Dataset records

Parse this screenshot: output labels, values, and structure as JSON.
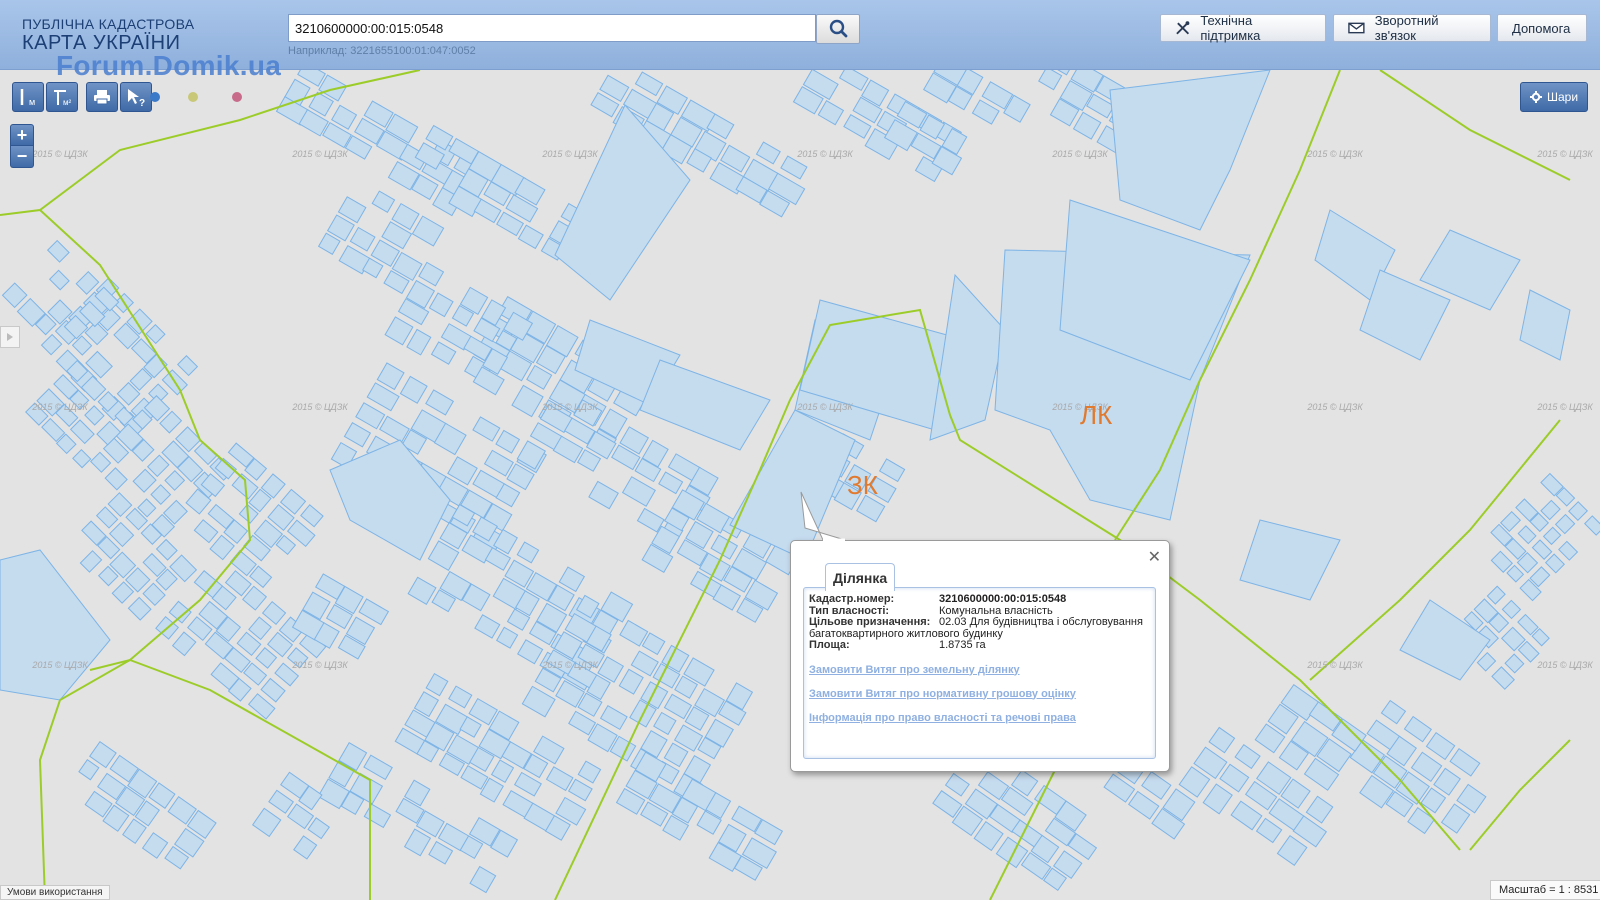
{
  "header": {
    "logo_line1": "ПУБЛІЧНА КАДАСТРОВА",
    "logo_line2": "КАРТА УКРАЇНИ",
    "watermark": "Forum.Domik.ua",
    "search_value": "3210600000:00:015:0548",
    "search_hint": "Наприклад: 3221655100:01:047:0052",
    "support_label": "Технічна підтримка",
    "feedback_label": "Зворотний зв'язок",
    "help_label": "Допомога"
  },
  "toolbar": {
    "tools": [
      "ruler-icon",
      "area-icon",
      "print-icon",
      "identify-icon"
    ],
    "dot_colors": [
      "#3a78c8",
      "#c8c878",
      "#c86a8a"
    ]
  },
  "zoom": {
    "in": "+",
    "out": "−"
  },
  "layers": {
    "label": "Шари"
  },
  "map": {
    "copyright": "2015 © ЦДЗК",
    "labels": {
      "zk": "ЗК",
      "lk": "ЛК"
    },
    "parcel_fill": "#c5dbee",
    "parcel_stroke": "#7db4e6",
    "boundary_color": "#9ccc28"
  },
  "popup": {
    "tab": "Ділянка",
    "rows": [
      {
        "label": "Кадастр.номер:",
        "value": "3210600000:00:015:0548"
      },
      {
        "label": "Тип власності:",
        "value": "Комунальна власність"
      },
      {
        "label": "Цільове призначення:",
        "value": "02.03 Для будівництва і обслуговування"
      },
      {
        "label": "Площа:",
        "value": "1.8735 га"
      }
    ],
    "purpose_cont": "багатоквартирного житлового будинку",
    "links": [
      "Замовити Витяг про земельну ділянку",
      "Замовити Витяг про нормативну грошову оцінку",
      "Інформація про право власності та речові права"
    ]
  },
  "footer": {
    "terms": "Умови використання",
    "scale": "Масштаб = 1 : 8531"
  }
}
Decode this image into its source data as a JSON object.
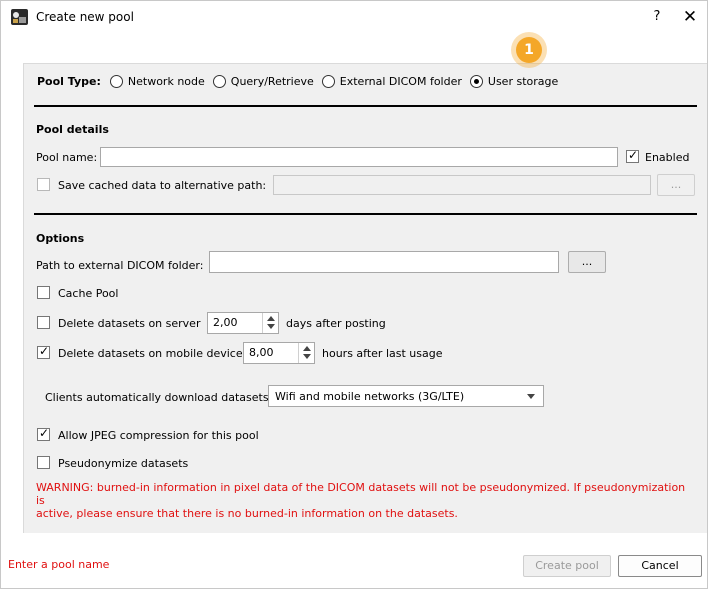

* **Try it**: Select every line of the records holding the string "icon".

* **Output of the exercise**:
      "ruler-icon",
      "area-icon",
      "print-icon",
      "identify-icon"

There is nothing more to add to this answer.